Dunst: I'm an actor who has been very intuitive all my life. I feel like that's a hard thing to teach. When you block someone's intuition in the way film sets do sometimes because you have to do take after take, you can get really dry. Sometimes I create different fantasies that I'll write down and remind myself so that I won't get dry. Also, I think about acting for something other than the set I'm on or the director I'm working with or the actors I'm working with. I truly try and find something in myself or in—I don't want to get too dorky about it—but almost like a more whimsical expression. Because movies are meant to move people, and so if you think about that and you're working toward something higher than whatever's happening on set or whatever drama or anything, I think it's a nice way of pulling yourself up to a level where you can experience the scene you're doing or the film you're on in a way that elevates it. And never do anything you're not 100 percent on—100 percent meaning you truly believe in it. You won't do your best work if you're not engaged completely and excited about what you're filming.
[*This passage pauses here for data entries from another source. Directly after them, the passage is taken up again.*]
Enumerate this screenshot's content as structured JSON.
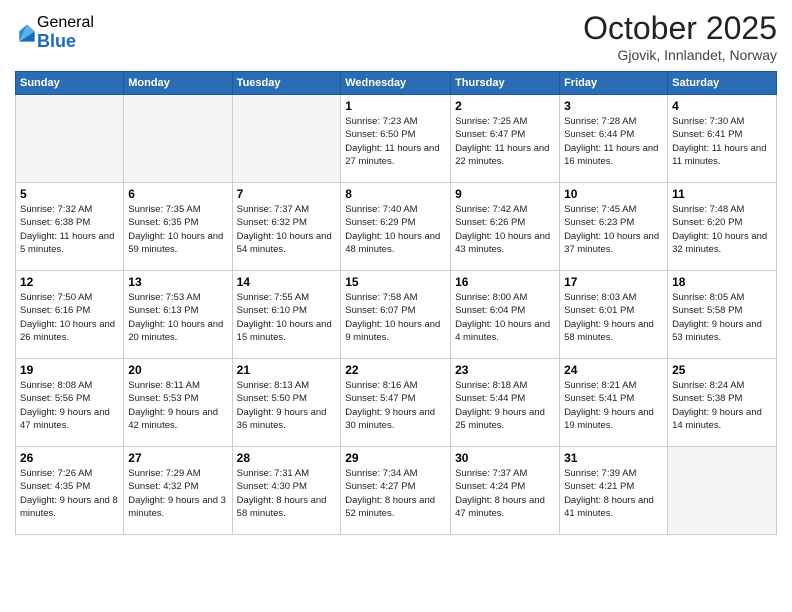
{
  "header": {
    "logo_general": "General",
    "logo_blue": "Blue",
    "month_title": "October 2025",
    "location": "Gjovik, Innlandet, Norway"
  },
  "weekdays": [
    "Sunday",
    "Monday",
    "Tuesday",
    "Wednesday",
    "Thursday",
    "Friday",
    "Saturday"
  ],
  "weeks": [
    [
      {
        "day": "",
        "info": ""
      },
      {
        "day": "",
        "info": ""
      },
      {
        "day": "",
        "info": ""
      },
      {
        "day": "1",
        "info": "Sunrise: 7:23 AM\nSunset: 6:50 PM\nDaylight: 11 hours\nand 27 minutes."
      },
      {
        "day": "2",
        "info": "Sunrise: 7:25 AM\nSunset: 6:47 PM\nDaylight: 11 hours\nand 22 minutes."
      },
      {
        "day": "3",
        "info": "Sunrise: 7:28 AM\nSunset: 6:44 PM\nDaylight: 11 hours\nand 16 minutes."
      },
      {
        "day": "4",
        "info": "Sunrise: 7:30 AM\nSunset: 6:41 PM\nDaylight: 11 hours\nand 11 minutes."
      }
    ],
    [
      {
        "day": "5",
        "info": "Sunrise: 7:32 AM\nSunset: 6:38 PM\nDaylight: 11 hours\nand 5 minutes."
      },
      {
        "day": "6",
        "info": "Sunrise: 7:35 AM\nSunset: 6:35 PM\nDaylight: 10 hours\nand 59 minutes."
      },
      {
        "day": "7",
        "info": "Sunrise: 7:37 AM\nSunset: 6:32 PM\nDaylight: 10 hours\nand 54 minutes."
      },
      {
        "day": "8",
        "info": "Sunrise: 7:40 AM\nSunset: 6:29 PM\nDaylight: 10 hours\nand 48 minutes."
      },
      {
        "day": "9",
        "info": "Sunrise: 7:42 AM\nSunset: 6:26 PM\nDaylight: 10 hours\nand 43 minutes."
      },
      {
        "day": "10",
        "info": "Sunrise: 7:45 AM\nSunset: 6:23 PM\nDaylight: 10 hours\nand 37 minutes."
      },
      {
        "day": "11",
        "info": "Sunrise: 7:48 AM\nSunset: 6:20 PM\nDaylight: 10 hours\nand 32 minutes."
      }
    ],
    [
      {
        "day": "12",
        "info": "Sunrise: 7:50 AM\nSunset: 6:16 PM\nDaylight: 10 hours\nand 26 minutes."
      },
      {
        "day": "13",
        "info": "Sunrise: 7:53 AM\nSunset: 6:13 PM\nDaylight: 10 hours\nand 20 minutes."
      },
      {
        "day": "14",
        "info": "Sunrise: 7:55 AM\nSunset: 6:10 PM\nDaylight: 10 hours\nand 15 minutes."
      },
      {
        "day": "15",
        "info": "Sunrise: 7:58 AM\nSunset: 6:07 PM\nDaylight: 10 hours\nand 9 minutes."
      },
      {
        "day": "16",
        "info": "Sunrise: 8:00 AM\nSunset: 6:04 PM\nDaylight: 10 hours\nand 4 minutes."
      },
      {
        "day": "17",
        "info": "Sunrise: 8:03 AM\nSunset: 6:01 PM\nDaylight: 9 hours\nand 58 minutes."
      },
      {
        "day": "18",
        "info": "Sunrise: 8:05 AM\nSunset: 5:58 PM\nDaylight: 9 hours\nand 53 minutes."
      }
    ],
    [
      {
        "day": "19",
        "info": "Sunrise: 8:08 AM\nSunset: 5:56 PM\nDaylight: 9 hours\nand 47 minutes."
      },
      {
        "day": "20",
        "info": "Sunrise: 8:11 AM\nSunset: 5:53 PM\nDaylight: 9 hours\nand 42 minutes."
      },
      {
        "day": "21",
        "info": "Sunrise: 8:13 AM\nSunset: 5:50 PM\nDaylight: 9 hours\nand 36 minutes."
      },
      {
        "day": "22",
        "info": "Sunrise: 8:16 AM\nSunset: 5:47 PM\nDaylight: 9 hours\nand 30 minutes."
      },
      {
        "day": "23",
        "info": "Sunrise: 8:18 AM\nSunset: 5:44 PM\nDaylight: 9 hours\nand 25 minutes."
      },
      {
        "day": "24",
        "info": "Sunrise: 8:21 AM\nSunset: 5:41 PM\nDaylight: 9 hours\nand 19 minutes."
      },
      {
        "day": "25",
        "info": "Sunrise: 8:24 AM\nSunset: 5:38 PM\nDaylight: 9 hours\nand 14 minutes."
      }
    ],
    [
      {
        "day": "26",
        "info": "Sunrise: 7:26 AM\nSunset: 4:35 PM\nDaylight: 9 hours\nand 8 minutes."
      },
      {
        "day": "27",
        "info": "Sunrise: 7:29 AM\nSunset: 4:32 PM\nDaylight: 9 hours\nand 3 minutes."
      },
      {
        "day": "28",
        "info": "Sunrise: 7:31 AM\nSunset: 4:30 PM\nDaylight: 8 hours\nand 58 minutes."
      },
      {
        "day": "29",
        "info": "Sunrise: 7:34 AM\nSunset: 4:27 PM\nDaylight: 8 hours\nand 52 minutes."
      },
      {
        "day": "30",
        "info": "Sunrise: 7:37 AM\nSunset: 4:24 PM\nDaylight: 8 hours\nand 47 minutes."
      },
      {
        "day": "31",
        "info": "Sunrise: 7:39 AM\nSunset: 4:21 PM\nDaylight: 8 hours\nand 41 minutes."
      },
      {
        "day": "",
        "info": ""
      }
    ]
  ]
}
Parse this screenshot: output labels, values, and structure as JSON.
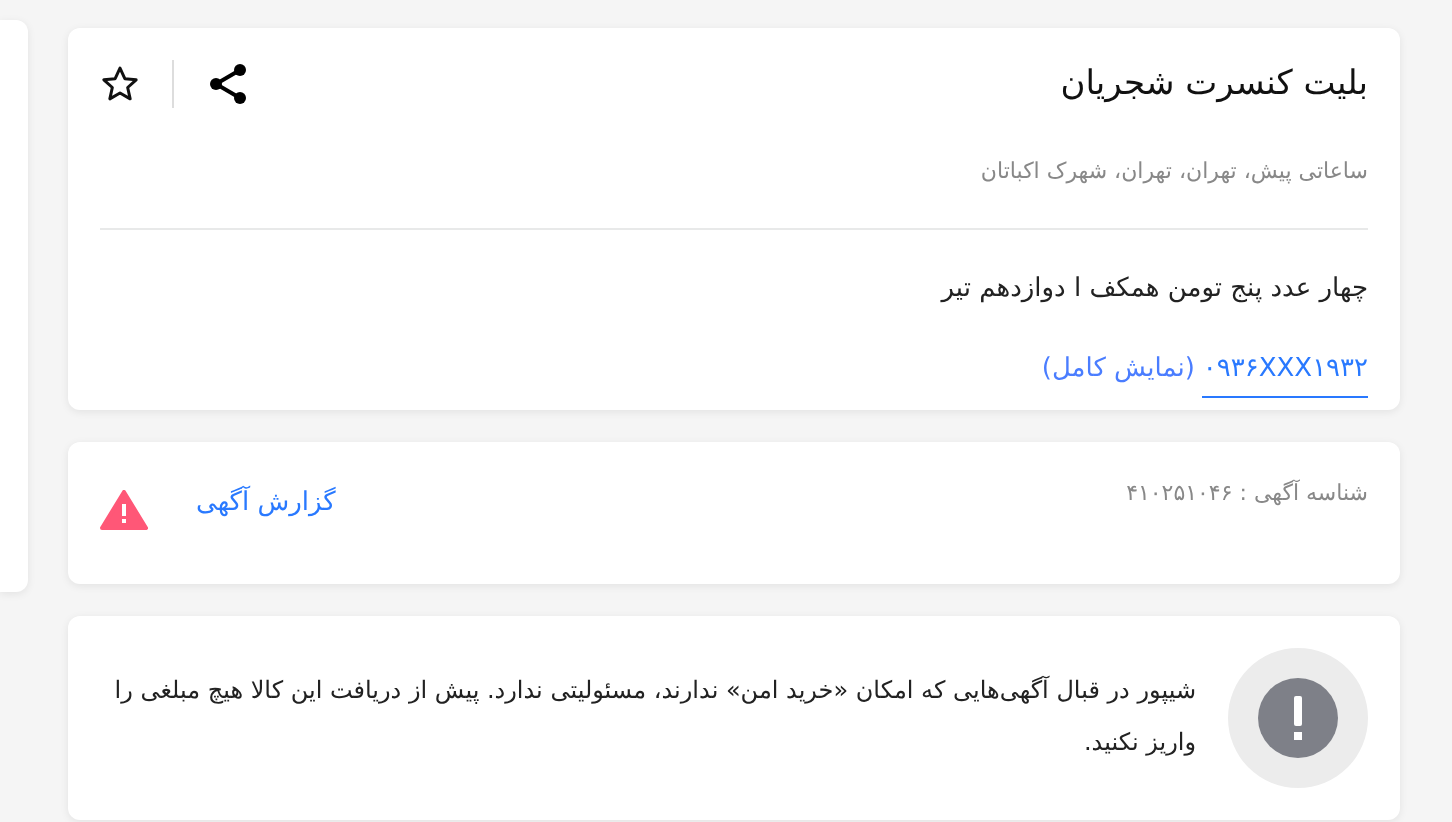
{
  "listing": {
    "title": "بلیت کنسرت شجریان",
    "subtitle": "ساعاتی پیش، تهران، تهران، شهرک اکباتان",
    "description": "چهار عدد پنج تومن همکف ا دوازدهم تیر",
    "phone": "۰۹۳۶XXX۱۹۳۲",
    "phone_reveal": "(نمایش کامل)",
    "bookmarked": false
  },
  "report": {
    "ad_id": "شناسه آگهی : ۴۱۰۲۵۱۰۴۶",
    "link": "گزارش آگهی"
  },
  "notice": {
    "text": "شیپور در قبال آگهی‌هایی که امکان «خرید امن» ندارند، مسئولیتی ندارد. پیش از دریافت این کالا هیچ مبلغی را واریز نکنید."
  }
}
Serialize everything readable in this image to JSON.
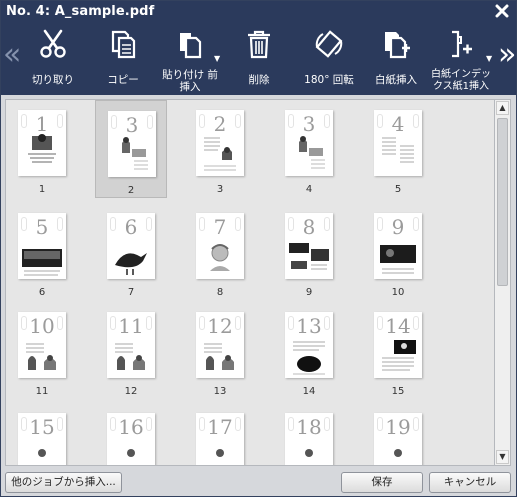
{
  "window": {
    "title": "No. 4: A_sample.pdf"
  },
  "toolbar": {
    "nav_left": "«",
    "nav_right": "»",
    "tools": [
      {
        "id": "cut",
        "label": "切り取り",
        "icon": "scissors-icon"
      },
      {
        "id": "copy",
        "label": "コピー",
        "icon": "copy-icon"
      },
      {
        "id": "paste",
        "label": "貼り付け 前挿入",
        "icon": "paste-icon",
        "has_dropdown": true
      },
      {
        "id": "delete",
        "label": "削除",
        "icon": "trash-icon"
      },
      {
        "id": "rotate",
        "label": "180° 回転",
        "icon": "rotate-icon"
      },
      {
        "id": "blank",
        "label": "白紙挿入",
        "icon": "blank-page-icon"
      },
      {
        "id": "index",
        "label": "白紙インデックス紙1挿入",
        "icon": "index-tab-icon",
        "has_dropdown": true
      }
    ]
  },
  "pages": [
    {
      "number": "1",
      "caption": "1",
      "art": "title",
      "selected": false
    },
    {
      "number": "3",
      "caption": "2",
      "art": "figure-sit",
      "selected": true
    },
    {
      "number": "2",
      "caption": "3",
      "art": "text-figure",
      "selected": false
    },
    {
      "number": "3",
      "caption": "4",
      "art": "figure-sit",
      "selected": false
    },
    {
      "number": "4",
      "caption": "5",
      "art": "text",
      "selected": false
    },
    {
      "number": "5",
      "caption": "6",
      "art": "photo",
      "selected": false
    },
    {
      "number": "6",
      "caption": "7",
      "art": "bird",
      "selected": false
    },
    {
      "number": "7",
      "caption": "8",
      "art": "boy",
      "selected": false
    },
    {
      "number": "8",
      "caption": "9",
      "art": "photos",
      "selected": false
    },
    {
      "number": "9",
      "caption": "10",
      "art": "photo-big",
      "selected": false
    },
    {
      "number": "10",
      "caption": "11",
      "art": "figures",
      "selected": false
    },
    {
      "number": "11",
      "caption": "12",
      "art": "figures",
      "selected": false
    },
    {
      "number": "12",
      "caption": "13",
      "art": "figures",
      "selected": false
    },
    {
      "number": "13",
      "caption": "14",
      "art": "dark",
      "selected": false
    },
    {
      "number": "14",
      "caption": "15",
      "art": "dark-top",
      "selected": false
    },
    {
      "number": "15",
      "caption": "",
      "art": "partial",
      "selected": false
    },
    {
      "number": "16",
      "caption": "",
      "art": "partial",
      "selected": false
    },
    {
      "number": "17",
      "caption": "",
      "art": "partial",
      "selected": false
    },
    {
      "number": "18",
      "caption": "",
      "art": "partial",
      "selected": false
    },
    {
      "number": "19",
      "caption": "",
      "art": "partial",
      "selected": false
    }
  ],
  "scrollbar": {
    "up": "▲",
    "down": "▼"
  },
  "footer": {
    "insert_label": "他のジョブから挿入...",
    "save_label": "保存",
    "cancel_label": "キャンセル"
  },
  "colors": {
    "titlebar": "#2b3a5c",
    "toolbar": "#2b3a5c",
    "content_bg": "#e6e6e6",
    "selected_bg": "#d2d2d2"
  }
}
Finally, find what you're good at. What you're best at. Don't try and change yourself to fit some kind of mold you think will bring greater success, because what makes actors unique is them themselves.
- When auditioning, Dunst always dresses the part. For "Elizabethtown," she auditioned for Cameron Crowe in a navy skirt, blazer, and white button-down so she'd look like a flight attendant.
- On directing: "I want to direct again. Maybe another short film or a music video would be really fun for me. I think it's good to practice as much as you can. Maybe in the next three to four years. I'm also interested in producing."
- Upcoming film releases include the dark comedy "Bachelorette" with Lizzy Caplan, Rebel Wilson, and Adam Scott; a small part in "On the Road," based on the Jack Kerouac novel; and "Upside Down" with Jim Sturgess. "It has beautiful animation and special effects—nothing like I've ever seen," Dunst says. "It's about these two universes, but gravity keeps them to themselves. It's a Romeo and Juliet story for everyone."
- Has not seen "Bring It On: The Musical" but wants to.